# Dataset rows for apps and sites
■ ■ ■ ■ ■

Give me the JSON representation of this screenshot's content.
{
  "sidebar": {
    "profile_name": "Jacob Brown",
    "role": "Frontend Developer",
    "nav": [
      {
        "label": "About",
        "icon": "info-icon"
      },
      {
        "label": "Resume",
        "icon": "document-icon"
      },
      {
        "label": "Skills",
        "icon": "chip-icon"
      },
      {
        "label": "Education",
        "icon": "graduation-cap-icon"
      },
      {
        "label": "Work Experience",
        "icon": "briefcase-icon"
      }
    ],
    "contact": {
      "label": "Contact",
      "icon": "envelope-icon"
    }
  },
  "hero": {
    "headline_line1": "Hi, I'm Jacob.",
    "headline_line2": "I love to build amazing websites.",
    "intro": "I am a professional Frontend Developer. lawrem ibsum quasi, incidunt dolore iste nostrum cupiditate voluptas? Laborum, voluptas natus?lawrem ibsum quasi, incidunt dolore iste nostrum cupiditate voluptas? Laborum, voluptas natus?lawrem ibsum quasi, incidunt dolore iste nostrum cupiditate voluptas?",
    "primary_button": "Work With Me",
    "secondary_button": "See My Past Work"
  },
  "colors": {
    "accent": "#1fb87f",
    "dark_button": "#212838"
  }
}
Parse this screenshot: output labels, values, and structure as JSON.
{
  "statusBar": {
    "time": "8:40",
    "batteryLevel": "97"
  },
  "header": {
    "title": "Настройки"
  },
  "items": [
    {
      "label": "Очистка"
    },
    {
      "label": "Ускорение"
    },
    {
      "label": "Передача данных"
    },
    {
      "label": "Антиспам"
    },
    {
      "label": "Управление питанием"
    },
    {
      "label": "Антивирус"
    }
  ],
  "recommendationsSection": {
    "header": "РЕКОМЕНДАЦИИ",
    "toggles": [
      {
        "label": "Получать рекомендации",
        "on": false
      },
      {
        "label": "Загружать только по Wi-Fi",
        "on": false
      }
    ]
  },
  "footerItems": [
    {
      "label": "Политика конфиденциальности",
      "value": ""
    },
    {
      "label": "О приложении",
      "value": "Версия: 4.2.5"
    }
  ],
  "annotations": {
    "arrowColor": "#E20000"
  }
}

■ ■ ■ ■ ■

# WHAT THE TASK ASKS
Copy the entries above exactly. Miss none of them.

# RESPONSE TO THIS TASK
Give me the JSON representation of this screenshot's content.
{
  "sidebar": {
    "profile_name": "Jacob Brown",
    "role": "Frontend Developer",
    "nav": [
      {
        "label": "About",
        "icon": "info-icon"
      },
      {
        "label": "Resume",
        "icon": "document-icon"
      },
      {
        "label": "Skills",
        "icon": "chip-icon"
      },
      {
        "label": "Education",
        "icon": "graduation-cap-icon"
      },
      {
        "label": "Work Experience",
        "icon": "briefcase-icon"
      }
    ],
    "contact": {
      "label": "Contact",
      "icon": "envelope-icon"
    }
  },
  "hero": {
    "headline_line1": "Hi, I'm Jacob.",
    "headline_line2": "I love to build amazing websites.",
    "intro": "I am a professional Frontend Developer. lawrem ibsum quasi, incidunt dolore iste nostrum cupiditate voluptas? Laborum, voluptas natus?lawrem ibsum quasi, incidunt dolore iste nostrum cupiditate voluptas? Laborum, voluptas natus?lawrem ibsum quasi, incidunt dolore iste nostrum cupiditate voluptas?",
    "primary_button": "Work With Me",
    "secondary_button": "See My Past Work"
  },
  "colors": {
    "accent": "#1fb87f",
    "dark_button": "#212838"
  }
}
Parse this screenshot: output labels, values, and structure as JSON.
{
  "statusBar": {
    "time": "8:40",
    "batteryLevel": "97"
  },
  "header": {
    "title": "Настройки"
  },
  "items": [
    {
      "label": "Очистка"
    },
    {
      "label": "Ускорение"
    },
    {
      "label": "Передача данных"
    },
    {
      "label": "Антиспам"
    },
    {
      "label": "Управление питанием"
    },
    {
      "label": "Антивирус"
    }
  ],
  "recommendationsSection": {
    "header": "РЕКОМЕНДАЦИИ",
    "toggles": [
      {
        "label": "Получать рекомендации",
        "on": false
      },
      {
        "label": "Загружать только по Wi-Fi",
        "on": false
      }
    ]
  },
  "footerItems": [
    {
      "label": "Политика конфиденциальности",
      "value": ""
    },
    {
      "label": "О приложении",
      "value": "Версия: 4.2.5"
    }
  ],
  "annotations": {
    "arrowColor": "#E20000"
  }
}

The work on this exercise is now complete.